Anyway, the church here has encouraged us to use the time we fast to hunger for God instead of what we are giving up (in my case, junk food and eating after 5:00 P.M.—Don’t judge me; you have nooooooo idea). The lead pastor is going on the Daniel diet (all fruits and vegetables), and his wife is juicing for two meals a day. Some in our Bible study group are fasting from sweets or their Ipads or anger or judgmentalism. For all of us, we are to be pursuing ways to draw closer to God.
Fasting encourages us to use the time denying ourselves physically/emotionally to fill our tanks spiritually. Yesterday, I watched a video of some gas thieves in Australia who used their mouths to siphon gas out of an R.V. Poor guys chose the wrong holding tank and ended up sucking from the sewer line. Although disgusting, it was a great reminder of garbage in, garbage out. What we take in, good or bad, is all we have to share.

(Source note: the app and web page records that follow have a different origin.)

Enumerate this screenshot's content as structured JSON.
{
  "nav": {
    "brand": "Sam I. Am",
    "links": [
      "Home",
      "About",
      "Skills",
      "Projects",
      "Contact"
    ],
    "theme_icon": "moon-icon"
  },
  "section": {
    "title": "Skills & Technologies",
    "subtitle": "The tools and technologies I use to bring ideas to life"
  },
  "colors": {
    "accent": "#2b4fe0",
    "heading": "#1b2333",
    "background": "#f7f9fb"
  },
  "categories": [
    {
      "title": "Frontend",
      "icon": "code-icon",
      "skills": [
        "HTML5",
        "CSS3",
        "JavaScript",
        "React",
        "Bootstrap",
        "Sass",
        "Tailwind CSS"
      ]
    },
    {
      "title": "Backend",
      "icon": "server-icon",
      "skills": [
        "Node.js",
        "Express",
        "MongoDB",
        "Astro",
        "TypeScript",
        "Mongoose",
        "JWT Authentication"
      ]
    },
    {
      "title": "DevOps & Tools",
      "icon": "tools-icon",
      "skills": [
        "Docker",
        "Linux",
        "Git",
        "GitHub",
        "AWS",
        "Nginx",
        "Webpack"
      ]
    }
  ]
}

Emptying ourselves of whatever prevents us from filling our lives with God will help us replace the bad with the Great as we refuse to settle for anything less. In Matthew 16:24, Jesus tells us how: If anyone wishes to come after Me, he must deny himself, and take up his cross and follow Me. Just as God loves us individually, denying ourselves is no one-size-fits-all formula. My potato chips and popcorn might not be a temptation to you, just as your brownies or cheesecake don’t appeal to me. The one thing we have in common is we all need to be filling our spiritual tank with a lot of God because that’s the only way we will be overflowing with something good to give.
And so, dear Reader, I will ask you the same question I asked myself: What’s in your tank?